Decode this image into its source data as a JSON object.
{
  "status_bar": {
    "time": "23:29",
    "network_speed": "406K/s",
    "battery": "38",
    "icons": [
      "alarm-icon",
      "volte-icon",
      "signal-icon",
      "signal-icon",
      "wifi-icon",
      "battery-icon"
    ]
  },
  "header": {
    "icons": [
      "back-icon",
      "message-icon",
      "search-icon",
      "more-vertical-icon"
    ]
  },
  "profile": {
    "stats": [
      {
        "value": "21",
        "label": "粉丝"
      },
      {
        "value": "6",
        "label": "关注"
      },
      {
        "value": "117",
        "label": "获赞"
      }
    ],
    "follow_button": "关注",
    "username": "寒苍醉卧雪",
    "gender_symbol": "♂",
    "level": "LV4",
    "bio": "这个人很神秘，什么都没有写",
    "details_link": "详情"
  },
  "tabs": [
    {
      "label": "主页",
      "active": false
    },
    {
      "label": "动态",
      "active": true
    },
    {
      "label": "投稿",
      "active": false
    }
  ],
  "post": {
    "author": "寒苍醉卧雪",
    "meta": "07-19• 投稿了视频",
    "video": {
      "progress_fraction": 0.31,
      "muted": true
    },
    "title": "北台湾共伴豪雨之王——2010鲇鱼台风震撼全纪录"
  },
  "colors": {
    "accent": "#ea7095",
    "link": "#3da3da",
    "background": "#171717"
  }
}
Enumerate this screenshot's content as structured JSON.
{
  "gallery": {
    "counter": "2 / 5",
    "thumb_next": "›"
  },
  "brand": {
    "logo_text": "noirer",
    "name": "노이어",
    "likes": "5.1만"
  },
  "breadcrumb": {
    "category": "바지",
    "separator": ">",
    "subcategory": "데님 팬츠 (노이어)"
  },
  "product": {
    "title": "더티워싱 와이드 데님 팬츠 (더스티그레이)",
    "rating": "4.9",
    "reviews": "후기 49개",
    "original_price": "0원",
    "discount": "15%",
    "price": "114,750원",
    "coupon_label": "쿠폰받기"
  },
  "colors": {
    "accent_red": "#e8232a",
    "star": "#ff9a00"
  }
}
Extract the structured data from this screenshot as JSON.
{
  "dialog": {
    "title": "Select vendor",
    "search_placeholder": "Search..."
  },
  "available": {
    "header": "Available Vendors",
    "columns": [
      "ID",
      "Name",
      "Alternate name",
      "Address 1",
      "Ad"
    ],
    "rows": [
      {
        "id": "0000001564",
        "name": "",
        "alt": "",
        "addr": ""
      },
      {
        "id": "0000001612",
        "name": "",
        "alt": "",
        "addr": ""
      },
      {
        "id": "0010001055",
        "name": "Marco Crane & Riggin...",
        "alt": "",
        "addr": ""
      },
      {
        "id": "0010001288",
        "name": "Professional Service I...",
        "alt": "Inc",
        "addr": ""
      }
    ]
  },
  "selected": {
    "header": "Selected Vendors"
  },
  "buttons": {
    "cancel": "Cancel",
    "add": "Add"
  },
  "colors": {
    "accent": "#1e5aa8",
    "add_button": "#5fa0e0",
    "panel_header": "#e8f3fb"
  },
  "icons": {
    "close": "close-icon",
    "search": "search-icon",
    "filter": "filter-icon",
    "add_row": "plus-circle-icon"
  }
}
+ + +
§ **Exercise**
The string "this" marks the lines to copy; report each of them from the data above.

§ **Your response**
Decode this image into its source data as a JSON object.
Enumerate this screenshot's content as structured JSON.
Extract the structured data from this screenshot as JSON.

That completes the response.